Over the last several decades, we began subscribing to the “bigger is better” mentality and everything grew exponentially in size. Houses. Cars. Cell phones. And unfortunately, our food consumption.
Over time, we seemed to have lost track of normal serving sizes. (Just do a quick Google search for popcorn and soda serving sizes circa 1970s —the comparison is rather alarming.) How did we get here? Probably due to a myriad of reasons, but “value sizing,” or wanting more food for your dollar, paired with eating at restaurants too often has certainly left us with a giant case of portion distortion.
How does that affect our pets?
Since our own view on portion sizes is warped, it’s no surprise that we’re overfeeding our pets. Sadly, about 53% of pets in the US are overweight and at risk for developing serious health problems. Portion control is mandatory to keep your pet at a healthy weight, and the amount of continually increasing animal obesity indicates that we’re falling short as responsible pet parents.
Every single calorie counts. Think about it this way—there’s about 400 calories in a cup of dry dog food. Let’s say you unknowingly overfeed Cookie, your cocker spaniel, just 1/8 cup too much each day (50 calories). In only 1 year, poor Cookie will have packed on 5 pounds! If she continues on that path for a couple more years, Cookie will become lethargic, she’ll put extra stress on her joints, and she’s sure to have a much shorter lifespan.
Other culprits you must watch out for are snacks, table scraps, and treats. Maybe you’re thinking, “I feed Cookie exactly the right amount for breakfast and dinner,” but you give her some treats at night because she’s such a good girl. Or, you’re eating dinner and she’s adorably begging for a bite of your scrumptious burger. Yes, her little face is hard to resist, but if you’re giving her these tasty tidbits, be sure to account for those extra calories in her daily food expenditure, because they add up quickly!
Your role as “Food Police”
The first step in fighting portion distortion and combating the calorie craze is knowing the right amount to feed your four-legged fur ball.
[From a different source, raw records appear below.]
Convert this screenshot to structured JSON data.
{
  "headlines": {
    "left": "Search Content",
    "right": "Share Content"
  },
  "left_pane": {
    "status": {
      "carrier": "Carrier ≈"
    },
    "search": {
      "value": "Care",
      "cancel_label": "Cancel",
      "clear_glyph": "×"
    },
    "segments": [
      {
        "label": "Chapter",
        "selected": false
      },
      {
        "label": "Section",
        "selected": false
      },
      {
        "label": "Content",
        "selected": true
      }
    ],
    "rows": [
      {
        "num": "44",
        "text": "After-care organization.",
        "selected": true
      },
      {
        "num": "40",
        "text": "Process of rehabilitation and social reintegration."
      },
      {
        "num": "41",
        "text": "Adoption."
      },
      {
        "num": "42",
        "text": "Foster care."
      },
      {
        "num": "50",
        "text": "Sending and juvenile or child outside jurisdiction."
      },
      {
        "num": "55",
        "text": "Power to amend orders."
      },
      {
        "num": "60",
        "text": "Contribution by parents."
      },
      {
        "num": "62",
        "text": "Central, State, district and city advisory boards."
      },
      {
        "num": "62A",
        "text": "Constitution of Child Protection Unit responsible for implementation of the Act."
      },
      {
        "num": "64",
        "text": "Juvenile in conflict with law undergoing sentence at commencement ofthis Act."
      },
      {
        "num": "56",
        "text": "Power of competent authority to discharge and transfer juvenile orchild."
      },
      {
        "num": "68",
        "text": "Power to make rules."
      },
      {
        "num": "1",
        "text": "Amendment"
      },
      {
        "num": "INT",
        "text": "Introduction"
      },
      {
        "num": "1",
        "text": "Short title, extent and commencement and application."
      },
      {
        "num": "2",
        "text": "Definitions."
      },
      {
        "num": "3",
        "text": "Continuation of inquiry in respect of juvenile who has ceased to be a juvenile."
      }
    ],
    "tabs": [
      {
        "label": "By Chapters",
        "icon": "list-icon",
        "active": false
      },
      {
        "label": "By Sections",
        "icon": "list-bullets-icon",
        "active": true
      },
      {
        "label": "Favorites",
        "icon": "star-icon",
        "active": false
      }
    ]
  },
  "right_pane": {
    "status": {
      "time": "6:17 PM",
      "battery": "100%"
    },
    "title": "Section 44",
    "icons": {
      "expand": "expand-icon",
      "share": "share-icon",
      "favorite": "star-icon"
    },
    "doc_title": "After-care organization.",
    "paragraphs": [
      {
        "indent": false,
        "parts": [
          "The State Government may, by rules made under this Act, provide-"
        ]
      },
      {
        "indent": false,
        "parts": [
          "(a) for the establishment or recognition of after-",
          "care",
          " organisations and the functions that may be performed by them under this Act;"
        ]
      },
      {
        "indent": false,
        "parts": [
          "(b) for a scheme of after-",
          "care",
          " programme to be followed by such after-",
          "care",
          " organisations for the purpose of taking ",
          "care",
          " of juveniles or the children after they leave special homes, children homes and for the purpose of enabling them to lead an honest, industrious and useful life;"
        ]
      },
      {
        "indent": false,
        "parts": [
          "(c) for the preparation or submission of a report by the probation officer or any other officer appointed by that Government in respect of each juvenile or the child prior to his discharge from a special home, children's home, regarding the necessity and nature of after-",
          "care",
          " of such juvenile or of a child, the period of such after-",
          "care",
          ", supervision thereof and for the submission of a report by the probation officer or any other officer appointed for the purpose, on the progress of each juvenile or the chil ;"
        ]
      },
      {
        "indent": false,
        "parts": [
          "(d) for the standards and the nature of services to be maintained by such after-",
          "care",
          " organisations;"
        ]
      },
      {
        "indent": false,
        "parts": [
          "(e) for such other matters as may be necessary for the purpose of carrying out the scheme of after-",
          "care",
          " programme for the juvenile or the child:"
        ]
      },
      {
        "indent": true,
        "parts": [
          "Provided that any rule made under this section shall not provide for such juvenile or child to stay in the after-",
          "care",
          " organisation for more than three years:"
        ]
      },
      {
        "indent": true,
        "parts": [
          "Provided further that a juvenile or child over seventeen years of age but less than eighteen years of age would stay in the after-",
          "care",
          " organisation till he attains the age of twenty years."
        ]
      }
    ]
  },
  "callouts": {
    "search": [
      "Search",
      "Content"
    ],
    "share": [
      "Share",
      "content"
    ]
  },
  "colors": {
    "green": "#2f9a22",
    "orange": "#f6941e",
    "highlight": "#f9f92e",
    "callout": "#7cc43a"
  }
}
That amount is determined by various factors like age, weight and activity level. It’s not one-size-fits-all, and it will fluctuate over time as her needs change. Talk to your vet or check out our app to figure out the proper quantity of nosh for your babe.
You’ve also got to be conscientious about every treat, table scrap and snack that you give Cookie. If you keep slipping her bits of human food because “she likes it,” you’re not doing her any favors. Instead, give her toys, snuggles, and belly rubs if you want to spoil her.
Remember that bigger is not always better… and in this case, less is more!